However unloved or misunderstood by many Americans, philosophy is the mother of liberal learning. Economics, psychology, sociology, political science, and linguistics are just some of its younger offspring.
The various disciplines contain it in their DNA—partly in the form of critical thinking. Indeed, a defining feature of any system is the concomitant stability and plasticity of its parts.2 A guide for writing scholarly articles or reviews for the Educational Research Review Introduction Educational Research Review publishes different types of reviews, theoretical articles, research critiques and forum papers.
Mar 21, · Edit Article How to Write a Critical Analysis. Four Parts: Conducting a Critical Reading Writing an Effective Analysis Organizing the Review Sample Analyses Community Q&A A critical analysis examines an article or other work to determine how effective the piece is at making an argument or point%(92).
The era of Big Data has begun. Computer scientists, physicists, economists, mathematicians, political scientists, bio-informaticists, sociologists, and other scholars are clamoring for access to the massive quantities of information produced by and about people, things, and their interactions.
Great piece!
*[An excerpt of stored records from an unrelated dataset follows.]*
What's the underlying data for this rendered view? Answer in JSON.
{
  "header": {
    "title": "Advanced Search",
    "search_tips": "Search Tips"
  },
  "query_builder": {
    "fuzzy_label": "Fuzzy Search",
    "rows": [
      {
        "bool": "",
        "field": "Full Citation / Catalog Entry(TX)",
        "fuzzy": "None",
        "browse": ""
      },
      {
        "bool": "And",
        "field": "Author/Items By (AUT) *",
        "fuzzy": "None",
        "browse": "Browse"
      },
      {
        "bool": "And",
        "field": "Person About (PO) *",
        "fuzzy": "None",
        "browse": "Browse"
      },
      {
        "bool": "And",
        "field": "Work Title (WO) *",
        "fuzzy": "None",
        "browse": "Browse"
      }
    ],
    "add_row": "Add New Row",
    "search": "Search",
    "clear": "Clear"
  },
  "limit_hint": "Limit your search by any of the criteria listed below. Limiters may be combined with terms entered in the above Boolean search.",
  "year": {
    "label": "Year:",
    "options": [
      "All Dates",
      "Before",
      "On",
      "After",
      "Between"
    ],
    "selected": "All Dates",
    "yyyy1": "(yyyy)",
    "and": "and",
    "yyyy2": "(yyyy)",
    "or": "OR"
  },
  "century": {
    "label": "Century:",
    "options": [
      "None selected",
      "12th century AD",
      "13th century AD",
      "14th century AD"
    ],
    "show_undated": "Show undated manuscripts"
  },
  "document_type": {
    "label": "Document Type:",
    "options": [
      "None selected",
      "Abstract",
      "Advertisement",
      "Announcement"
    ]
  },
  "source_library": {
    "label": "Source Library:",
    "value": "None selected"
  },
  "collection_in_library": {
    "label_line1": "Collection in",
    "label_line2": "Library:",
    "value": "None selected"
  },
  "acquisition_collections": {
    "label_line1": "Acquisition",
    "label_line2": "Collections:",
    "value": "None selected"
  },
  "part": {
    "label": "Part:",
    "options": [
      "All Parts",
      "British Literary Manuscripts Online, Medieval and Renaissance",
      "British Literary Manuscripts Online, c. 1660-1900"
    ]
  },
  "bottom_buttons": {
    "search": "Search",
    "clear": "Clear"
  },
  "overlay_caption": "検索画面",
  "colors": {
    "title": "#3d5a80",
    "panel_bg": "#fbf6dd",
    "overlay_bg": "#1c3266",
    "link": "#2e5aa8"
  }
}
I am particularly interested in this phrase "These concepts include truth, nature, value, causality, complexity, morality, freedom, excellence, and—as Wittgenstein understood—language itself, as the principal medium of thought. Article Review Samples Reviewing an article is not as easy as it sounds: it requires a critical mind and doing some extra research.
Check out our article review samples to gain a better understanding of how to review articles yourself. Writing the critical review requires you to read the selected article in detail and other related articles so you can present an objective and educated evaluation.
How to Write a Critical Review of a Journal Article.